• Web page and app entries:
= = = = = = =
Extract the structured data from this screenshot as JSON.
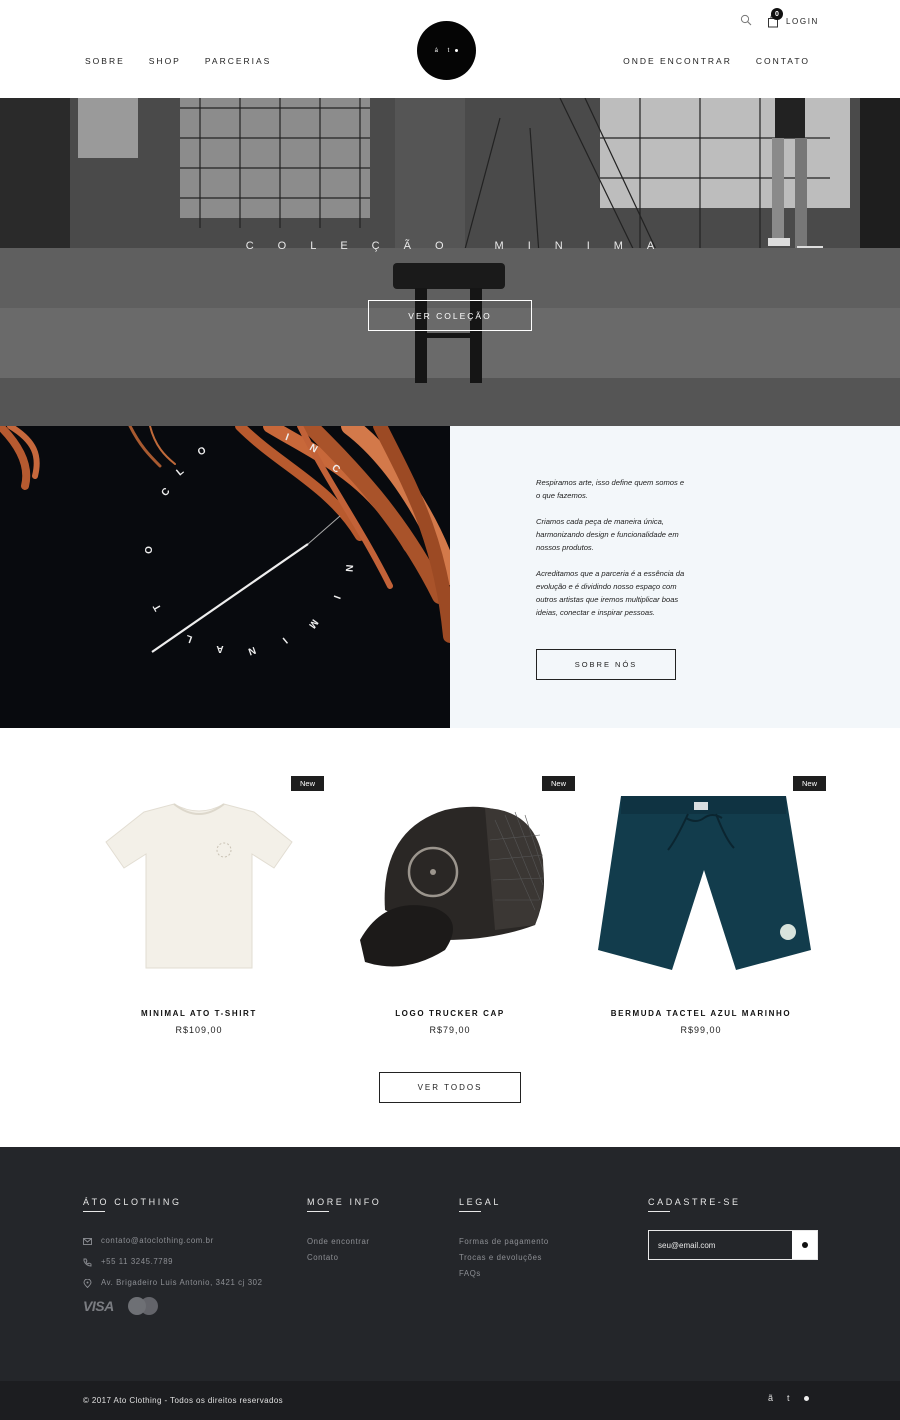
{
  "header": {
    "nav_left": [
      "SOBRE",
      "SHOP",
      "PARCERIAS"
    ],
    "nav_right": [
      "ONDE ENCONTRAR",
      "CONTATO"
    ],
    "logo_text": "á t",
    "cart_count": "0",
    "login": "LOGIN",
    "icons": [
      "search-icon",
      "cart-icon"
    ]
  },
  "hero": {
    "title": "COLEÇÃO MINIMA",
    "button": "VER COLEÇÃO"
  },
  "about": {
    "paragraphs": [
      "Respiramos arte, isso define quem somos e o que fazemos.",
      "Criamos cada peça de maneira única, harmonizando design e funcionalidade em nossos produtos.",
      "Acreditamos que a parceria é a essência da evolução e é dividindo nosso espaço com outros artistas que iremos multiplicar boas ideias, conectar e inspirar pessoas."
    ],
    "button": "SOBRE NÓS",
    "image_letters": [
      "C",
      "O",
      "L",
      "E",
      "Ç",
      "Ã",
      "O",
      "M",
      "I",
      "N",
      "I",
      "M",
      "A",
      "A",
      "T",
      "O"
    ]
  },
  "products": [
    {
      "badge": "New",
      "name": "MINIMAL ATO T-SHIRT",
      "price": "R$109,00"
    },
    {
      "badge": "New",
      "name": "LOGO TRUCKER CAP",
      "price": "R$79,00"
    },
    {
      "badge": "New",
      "name": "BERMUDA TACTEL AZUL MARINHO",
      "price": "R$99,00"
    }
  ],
  "view_all": "VER TODOS",
  "footer": {
    "brand": {
      "heading": "ÁTO CLOTHING",
      "email": "contato@atoclothing.com.br",
      "phone": "+55 11 3245.7789",
      "address": "Av. Brigadeiro Luis Antonio, 3421 cj 302",
      "payment_visa": "VISA",
      "icons": [
        "mail-icon",
        "phone-icon",
        "location-icon",
        "mastercard-icon"
      ]
    },
    "more_info": {
      "heading": "MORE INFO",
      "links": [
        "Onde encontrar",
        "Contato"
      ]
    },
    "legal": {
      "heading": "LEGAL",
      "links": [
        "Formas de pagamento",
        "Trocas e devoluções",
        "FAQs"
      ]
    },
    "signup": {
      "heading": "CADASTRE-SE",
      "placeholder": "seu@email.com"
    }
  },
  "bottom": {
    "copyright": "© 2017 Ato Clothing - Todos os direitos reservados",
    "logo_a": "ã",
    "logo_t": "t"
  },
  "colors": {
    "footer_bg": "#24262a",
    "bottom_bg": "#1c1d20",
    "about_panel_bg": "#f3f7fa",
    "badge_bg": "#1e1e1e",
    "shorts_navy": "#123c4c"
  }
}
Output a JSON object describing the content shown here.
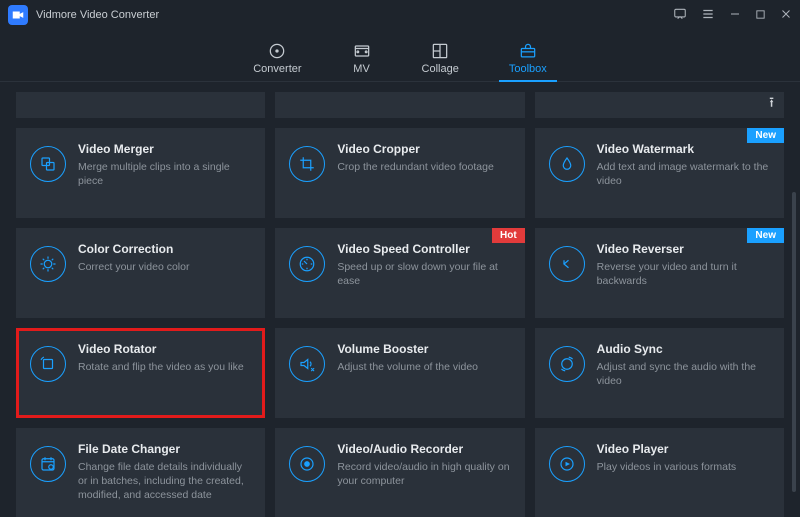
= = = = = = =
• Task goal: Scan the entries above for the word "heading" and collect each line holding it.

• Result:
      "heading": "ÁTO CLOTHING",
      "heading": "MORE INFO",
      "heading": "LEGAL",
      "heading": "CADASTRE-SE",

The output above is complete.